delivered the opinion of the court:
This is an appeal from a judgment of the county court of Cook county confirming a special assessment levied to pay the cost of improving Rhodes avenue, from Sixty-third street to South Chicago avenue, under an act entitled “An act to authorize the division of special assessments in cities, towns and villages into installments, and authorizing the issue of bonds to anticipate the collection of the deferred installments,” approved June 17, 1893.
It is first contended by counsel for appellant that the act of 1893, so far as it relates to interest, is unconstitutional. The act provides that the assessment may be divided into installments, and the corporate authorities may issue bonds, payable out of said installments, bearing interest. It is said the interest feature is not embraced in the title of the act, and contravenes section 13, article 4, of the constitution. That part of the section bearing on the question declares: “No act hereafter passed shall *225embrace more than one subject, and that shall be expressed in the title.” In Fuller v. People, 92 Ill. 182, in considering this clause of the constitution, we held that the general purpose of the constitutional provision that no act shall embrace more than one subject, which must be expressed in the title, is accomplished when a law has but one general object, which is fairly indicated by its title. The law here involved had but one general object, and that was to authorize the division of special assessments into installments, and conferring authority to issue bonds to anticipate the collection of the deferred installments, and this was embraced in the title of the act. The question of interest in the installments or bonds was a mere incident, and the fact that it was omitted from the title of the act did not impair its validity. In framing a bill it is next to impossible to incorporate in the title the various details of the law, and the fact that they may be omitted from the title does not render the act unconstitutional.

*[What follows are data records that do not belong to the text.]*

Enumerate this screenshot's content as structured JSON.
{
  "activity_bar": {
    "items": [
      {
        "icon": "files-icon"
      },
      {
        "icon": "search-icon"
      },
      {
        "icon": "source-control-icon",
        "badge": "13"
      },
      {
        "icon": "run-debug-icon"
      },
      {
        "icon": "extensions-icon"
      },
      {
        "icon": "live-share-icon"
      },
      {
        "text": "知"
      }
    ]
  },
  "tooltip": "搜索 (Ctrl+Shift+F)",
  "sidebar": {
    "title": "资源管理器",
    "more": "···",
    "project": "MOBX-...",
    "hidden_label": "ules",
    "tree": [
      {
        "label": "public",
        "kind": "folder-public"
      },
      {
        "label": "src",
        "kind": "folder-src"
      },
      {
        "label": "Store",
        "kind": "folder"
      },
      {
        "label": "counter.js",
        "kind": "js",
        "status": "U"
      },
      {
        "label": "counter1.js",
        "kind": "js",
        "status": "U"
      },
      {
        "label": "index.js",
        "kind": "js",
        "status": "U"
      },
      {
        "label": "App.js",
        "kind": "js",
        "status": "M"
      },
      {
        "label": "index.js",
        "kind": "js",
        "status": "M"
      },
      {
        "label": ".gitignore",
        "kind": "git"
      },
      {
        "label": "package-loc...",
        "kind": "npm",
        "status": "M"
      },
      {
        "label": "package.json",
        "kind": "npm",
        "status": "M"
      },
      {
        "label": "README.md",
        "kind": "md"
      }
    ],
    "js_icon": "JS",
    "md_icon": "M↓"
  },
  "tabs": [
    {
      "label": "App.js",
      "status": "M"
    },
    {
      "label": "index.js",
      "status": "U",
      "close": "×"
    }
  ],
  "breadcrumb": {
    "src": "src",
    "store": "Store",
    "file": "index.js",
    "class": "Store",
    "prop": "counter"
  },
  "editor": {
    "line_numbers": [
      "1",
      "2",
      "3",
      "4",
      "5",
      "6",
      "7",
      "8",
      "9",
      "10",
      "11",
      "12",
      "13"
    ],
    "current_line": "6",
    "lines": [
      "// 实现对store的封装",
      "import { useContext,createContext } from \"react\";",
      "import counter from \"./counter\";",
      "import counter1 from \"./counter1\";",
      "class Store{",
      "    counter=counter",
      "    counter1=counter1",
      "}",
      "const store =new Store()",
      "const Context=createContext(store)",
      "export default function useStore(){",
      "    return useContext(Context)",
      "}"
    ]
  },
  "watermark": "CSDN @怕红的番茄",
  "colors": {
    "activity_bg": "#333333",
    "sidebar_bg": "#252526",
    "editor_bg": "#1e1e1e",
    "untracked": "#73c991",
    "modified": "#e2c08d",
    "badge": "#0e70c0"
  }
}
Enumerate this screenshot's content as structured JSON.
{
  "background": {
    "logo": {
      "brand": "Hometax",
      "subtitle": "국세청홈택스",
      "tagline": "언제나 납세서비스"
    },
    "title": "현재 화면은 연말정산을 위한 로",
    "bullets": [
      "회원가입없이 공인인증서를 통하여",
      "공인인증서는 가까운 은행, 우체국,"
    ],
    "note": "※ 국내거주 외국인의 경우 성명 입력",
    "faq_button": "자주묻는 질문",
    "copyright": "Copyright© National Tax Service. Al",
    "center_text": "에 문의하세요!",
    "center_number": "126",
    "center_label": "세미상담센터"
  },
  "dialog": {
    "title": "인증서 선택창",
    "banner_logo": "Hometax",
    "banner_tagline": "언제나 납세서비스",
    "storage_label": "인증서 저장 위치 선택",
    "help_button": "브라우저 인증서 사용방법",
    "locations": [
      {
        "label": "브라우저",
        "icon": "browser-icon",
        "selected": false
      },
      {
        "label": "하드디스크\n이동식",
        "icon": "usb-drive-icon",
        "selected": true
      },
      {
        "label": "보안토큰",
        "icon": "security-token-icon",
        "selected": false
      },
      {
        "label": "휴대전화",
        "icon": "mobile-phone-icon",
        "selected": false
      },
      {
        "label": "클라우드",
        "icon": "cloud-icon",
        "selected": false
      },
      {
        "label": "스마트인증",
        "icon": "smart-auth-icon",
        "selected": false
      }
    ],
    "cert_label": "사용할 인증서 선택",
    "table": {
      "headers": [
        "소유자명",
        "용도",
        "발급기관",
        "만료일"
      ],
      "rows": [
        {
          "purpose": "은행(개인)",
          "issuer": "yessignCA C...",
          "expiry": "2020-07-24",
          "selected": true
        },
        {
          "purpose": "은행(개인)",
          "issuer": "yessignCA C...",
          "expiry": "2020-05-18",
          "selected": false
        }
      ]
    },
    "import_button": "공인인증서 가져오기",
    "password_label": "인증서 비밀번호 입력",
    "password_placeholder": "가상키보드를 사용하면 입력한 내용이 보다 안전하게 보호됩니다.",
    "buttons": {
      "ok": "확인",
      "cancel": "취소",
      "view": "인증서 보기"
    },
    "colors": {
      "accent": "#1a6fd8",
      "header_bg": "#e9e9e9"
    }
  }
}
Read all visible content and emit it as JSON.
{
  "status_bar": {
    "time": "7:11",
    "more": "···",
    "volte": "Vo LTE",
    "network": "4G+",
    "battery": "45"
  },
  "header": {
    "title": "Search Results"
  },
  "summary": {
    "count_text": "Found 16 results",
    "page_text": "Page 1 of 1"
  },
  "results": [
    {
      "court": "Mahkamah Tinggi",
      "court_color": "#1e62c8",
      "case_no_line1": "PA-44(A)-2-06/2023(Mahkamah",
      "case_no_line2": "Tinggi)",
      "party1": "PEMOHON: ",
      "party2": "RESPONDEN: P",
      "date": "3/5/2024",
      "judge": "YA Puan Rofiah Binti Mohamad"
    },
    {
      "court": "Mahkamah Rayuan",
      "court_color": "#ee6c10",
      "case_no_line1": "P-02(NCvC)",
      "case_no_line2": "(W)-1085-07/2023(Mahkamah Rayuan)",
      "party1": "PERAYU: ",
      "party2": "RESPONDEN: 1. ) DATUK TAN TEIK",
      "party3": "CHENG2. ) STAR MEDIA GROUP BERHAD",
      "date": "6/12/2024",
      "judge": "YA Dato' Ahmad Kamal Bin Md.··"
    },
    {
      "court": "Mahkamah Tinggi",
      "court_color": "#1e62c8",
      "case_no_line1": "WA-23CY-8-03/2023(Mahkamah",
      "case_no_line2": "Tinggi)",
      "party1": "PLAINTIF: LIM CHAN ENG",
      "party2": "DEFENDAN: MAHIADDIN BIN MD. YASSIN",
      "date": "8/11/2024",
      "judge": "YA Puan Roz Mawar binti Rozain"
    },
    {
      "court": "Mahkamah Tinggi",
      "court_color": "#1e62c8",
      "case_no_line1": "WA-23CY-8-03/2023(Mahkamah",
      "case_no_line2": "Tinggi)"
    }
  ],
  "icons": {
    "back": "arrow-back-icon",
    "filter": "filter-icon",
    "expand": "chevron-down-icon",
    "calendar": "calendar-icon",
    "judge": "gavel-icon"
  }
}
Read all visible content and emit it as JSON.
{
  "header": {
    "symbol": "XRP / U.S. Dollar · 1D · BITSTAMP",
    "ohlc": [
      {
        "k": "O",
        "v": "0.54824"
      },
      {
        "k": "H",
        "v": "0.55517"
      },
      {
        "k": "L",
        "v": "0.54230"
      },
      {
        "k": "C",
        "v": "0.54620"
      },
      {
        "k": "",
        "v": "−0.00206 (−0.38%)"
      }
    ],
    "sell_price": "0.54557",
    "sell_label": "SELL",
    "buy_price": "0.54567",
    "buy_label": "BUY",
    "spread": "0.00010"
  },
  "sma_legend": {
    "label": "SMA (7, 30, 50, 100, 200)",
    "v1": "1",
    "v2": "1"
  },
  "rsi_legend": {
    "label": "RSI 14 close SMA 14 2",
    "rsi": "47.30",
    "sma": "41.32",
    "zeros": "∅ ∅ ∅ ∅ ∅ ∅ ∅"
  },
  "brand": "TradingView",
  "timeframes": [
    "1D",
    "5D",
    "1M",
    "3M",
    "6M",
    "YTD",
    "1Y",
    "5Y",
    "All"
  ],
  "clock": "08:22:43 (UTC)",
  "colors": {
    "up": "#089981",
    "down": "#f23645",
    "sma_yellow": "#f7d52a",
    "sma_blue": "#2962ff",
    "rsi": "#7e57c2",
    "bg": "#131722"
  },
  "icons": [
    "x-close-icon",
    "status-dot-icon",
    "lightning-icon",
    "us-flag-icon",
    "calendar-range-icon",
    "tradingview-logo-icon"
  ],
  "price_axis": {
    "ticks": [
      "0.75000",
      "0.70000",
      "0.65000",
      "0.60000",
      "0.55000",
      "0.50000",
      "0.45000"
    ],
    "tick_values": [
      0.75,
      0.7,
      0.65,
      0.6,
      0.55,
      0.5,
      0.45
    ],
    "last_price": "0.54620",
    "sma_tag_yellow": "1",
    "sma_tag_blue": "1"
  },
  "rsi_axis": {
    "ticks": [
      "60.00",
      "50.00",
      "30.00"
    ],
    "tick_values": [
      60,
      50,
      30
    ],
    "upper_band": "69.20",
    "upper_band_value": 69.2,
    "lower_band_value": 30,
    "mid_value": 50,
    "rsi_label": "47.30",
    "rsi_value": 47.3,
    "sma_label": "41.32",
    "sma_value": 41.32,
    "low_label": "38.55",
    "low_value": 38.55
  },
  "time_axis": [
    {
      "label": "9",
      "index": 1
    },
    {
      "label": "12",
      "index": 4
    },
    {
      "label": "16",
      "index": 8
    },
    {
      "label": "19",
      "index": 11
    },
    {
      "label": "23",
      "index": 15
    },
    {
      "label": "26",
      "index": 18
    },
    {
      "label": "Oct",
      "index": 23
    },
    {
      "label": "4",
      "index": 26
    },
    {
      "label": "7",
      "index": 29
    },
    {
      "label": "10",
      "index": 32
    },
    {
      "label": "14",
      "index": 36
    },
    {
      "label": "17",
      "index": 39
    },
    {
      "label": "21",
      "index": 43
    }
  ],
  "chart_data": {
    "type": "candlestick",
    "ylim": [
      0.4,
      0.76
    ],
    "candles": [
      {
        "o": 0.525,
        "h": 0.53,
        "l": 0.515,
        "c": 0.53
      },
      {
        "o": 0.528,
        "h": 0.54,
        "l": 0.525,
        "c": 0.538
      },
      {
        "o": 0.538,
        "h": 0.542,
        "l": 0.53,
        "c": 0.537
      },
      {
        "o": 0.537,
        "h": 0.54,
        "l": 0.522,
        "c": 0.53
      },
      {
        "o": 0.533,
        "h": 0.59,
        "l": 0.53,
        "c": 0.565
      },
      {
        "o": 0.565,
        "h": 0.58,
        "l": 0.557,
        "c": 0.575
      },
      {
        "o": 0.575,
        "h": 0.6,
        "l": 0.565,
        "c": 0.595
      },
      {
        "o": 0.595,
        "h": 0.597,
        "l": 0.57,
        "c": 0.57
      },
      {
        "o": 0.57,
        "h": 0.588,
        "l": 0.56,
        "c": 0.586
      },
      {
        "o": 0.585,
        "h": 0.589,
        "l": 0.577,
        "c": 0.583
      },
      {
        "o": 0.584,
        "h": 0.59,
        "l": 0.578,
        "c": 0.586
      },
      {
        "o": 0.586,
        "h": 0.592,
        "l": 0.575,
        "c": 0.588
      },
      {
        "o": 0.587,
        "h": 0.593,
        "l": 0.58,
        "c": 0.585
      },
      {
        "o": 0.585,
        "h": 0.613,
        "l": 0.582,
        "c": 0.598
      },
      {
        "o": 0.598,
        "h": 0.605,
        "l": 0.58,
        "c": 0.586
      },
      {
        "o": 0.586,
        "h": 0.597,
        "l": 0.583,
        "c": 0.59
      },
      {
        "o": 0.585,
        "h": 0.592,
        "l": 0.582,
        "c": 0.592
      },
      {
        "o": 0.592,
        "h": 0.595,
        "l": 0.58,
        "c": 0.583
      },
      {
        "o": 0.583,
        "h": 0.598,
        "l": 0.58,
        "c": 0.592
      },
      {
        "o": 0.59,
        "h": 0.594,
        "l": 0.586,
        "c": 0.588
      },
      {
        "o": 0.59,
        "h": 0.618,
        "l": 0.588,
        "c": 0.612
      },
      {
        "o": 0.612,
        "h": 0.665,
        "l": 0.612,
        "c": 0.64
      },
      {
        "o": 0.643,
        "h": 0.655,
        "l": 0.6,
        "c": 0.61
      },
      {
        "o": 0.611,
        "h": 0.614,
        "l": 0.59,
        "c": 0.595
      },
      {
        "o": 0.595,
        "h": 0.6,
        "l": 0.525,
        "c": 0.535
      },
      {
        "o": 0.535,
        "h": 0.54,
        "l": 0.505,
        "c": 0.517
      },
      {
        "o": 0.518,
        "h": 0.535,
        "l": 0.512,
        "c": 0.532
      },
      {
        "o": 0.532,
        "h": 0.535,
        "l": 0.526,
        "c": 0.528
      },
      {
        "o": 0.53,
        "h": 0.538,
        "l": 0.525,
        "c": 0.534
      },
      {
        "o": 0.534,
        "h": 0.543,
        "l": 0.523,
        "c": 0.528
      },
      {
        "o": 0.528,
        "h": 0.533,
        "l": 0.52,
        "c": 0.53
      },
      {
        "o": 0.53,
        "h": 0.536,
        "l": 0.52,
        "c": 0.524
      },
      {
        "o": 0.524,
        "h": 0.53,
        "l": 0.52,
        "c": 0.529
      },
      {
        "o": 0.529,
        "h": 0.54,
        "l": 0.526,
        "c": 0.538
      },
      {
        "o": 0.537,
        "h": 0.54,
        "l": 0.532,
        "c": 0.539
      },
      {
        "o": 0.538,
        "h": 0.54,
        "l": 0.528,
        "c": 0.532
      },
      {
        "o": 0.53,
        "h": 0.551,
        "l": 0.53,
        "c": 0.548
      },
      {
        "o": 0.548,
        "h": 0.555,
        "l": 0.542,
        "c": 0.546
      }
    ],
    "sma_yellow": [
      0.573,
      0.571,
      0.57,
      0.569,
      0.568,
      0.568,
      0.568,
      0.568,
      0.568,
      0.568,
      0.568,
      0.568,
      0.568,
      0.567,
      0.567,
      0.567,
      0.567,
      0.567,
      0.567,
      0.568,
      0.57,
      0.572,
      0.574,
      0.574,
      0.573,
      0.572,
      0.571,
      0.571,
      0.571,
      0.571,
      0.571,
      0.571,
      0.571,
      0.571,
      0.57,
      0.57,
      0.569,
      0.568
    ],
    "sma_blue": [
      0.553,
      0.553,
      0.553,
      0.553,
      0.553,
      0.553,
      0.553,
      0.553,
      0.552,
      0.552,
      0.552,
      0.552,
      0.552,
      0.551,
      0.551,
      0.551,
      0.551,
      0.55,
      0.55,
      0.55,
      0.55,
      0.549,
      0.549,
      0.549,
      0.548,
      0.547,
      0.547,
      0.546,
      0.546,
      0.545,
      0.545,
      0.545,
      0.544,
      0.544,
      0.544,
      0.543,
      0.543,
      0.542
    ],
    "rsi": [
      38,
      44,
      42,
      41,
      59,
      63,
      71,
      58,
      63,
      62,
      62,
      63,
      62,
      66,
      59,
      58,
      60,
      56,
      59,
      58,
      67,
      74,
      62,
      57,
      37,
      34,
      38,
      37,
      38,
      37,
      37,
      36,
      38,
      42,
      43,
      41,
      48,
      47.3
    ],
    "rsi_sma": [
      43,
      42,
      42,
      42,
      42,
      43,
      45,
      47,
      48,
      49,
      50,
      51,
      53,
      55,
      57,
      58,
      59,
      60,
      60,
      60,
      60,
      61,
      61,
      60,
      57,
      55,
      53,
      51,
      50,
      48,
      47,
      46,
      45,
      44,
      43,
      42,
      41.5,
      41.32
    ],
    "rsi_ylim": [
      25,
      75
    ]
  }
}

It is said the ordinance is oppressive, unreasonable and uncertain. After a careful examination of the ordinance, so far as we are able to determine it is not liable to any of these objections.
It is also claimed that no ordinance was proven or recited, in the petition. What purported to be an ordinance providing for the improvement was set out in the petition. The certificate to this ordinance, dated March 15, 1895, did not show that the document was a certified copy of an ordinance passed by the city council, but the record contains another certificate attached to the ordinance by the city clerk, under his official seal, on July 16, 1895, which shows that the document is a true and correct copy of an ordinance passed by the city council on the 11th day of February, 1895, and deposited in the office of the clerk on the same day. This was put in evidence on the hearing, and under the rule laid down in Lindsay v. City *226of Chicago, 115 Ill. 120, it was sufficient prima facie evidence of the passage of an ordinance.
It is also contended that the commissioners who made the assessment were not properly, sworn, because the oath was administered by the superintendent of the special assessment department of the city. It seems this officer was a notary public, and as such he administered the oath to the commissioners, as he clearly had the right to do. The fact that the notary before whom the commissioners were sworn held the position of superintendent of the assessment department did not prevent him from administering an oath, as notary public, to any person. Peck v. People, 153 Ill. 454.
The next error complained of is, that the placita shows that Orrin N. Carter was the sole presiding judge of the county court, while this cause was tried before, and the bill of exceptions signed by, “Richard Yates, county judge.” Upon an examination of the record it will be found that the placita shows Orrin N. Carter was the sole presiding judge of the county court of Cook county, and the record further discloses the fact that the proceedings in this case were had before him. It nowhere appears, in the bill of exceptions or elsewhere, that a hearing was had before Riqhard Yates. His name nowhere appears in the record, except his signature is attached to the bill of exceptions. The fact that “Richard Yates, county judge,” signed the bill of exceptions, might have been sufficient ground for striking the bill of exceptions from the record had a motion been entered for that purpose, but his signature to the bill of exceptions discloses no error of which the appellant can complain.
The judgment of the county court will be affirmed.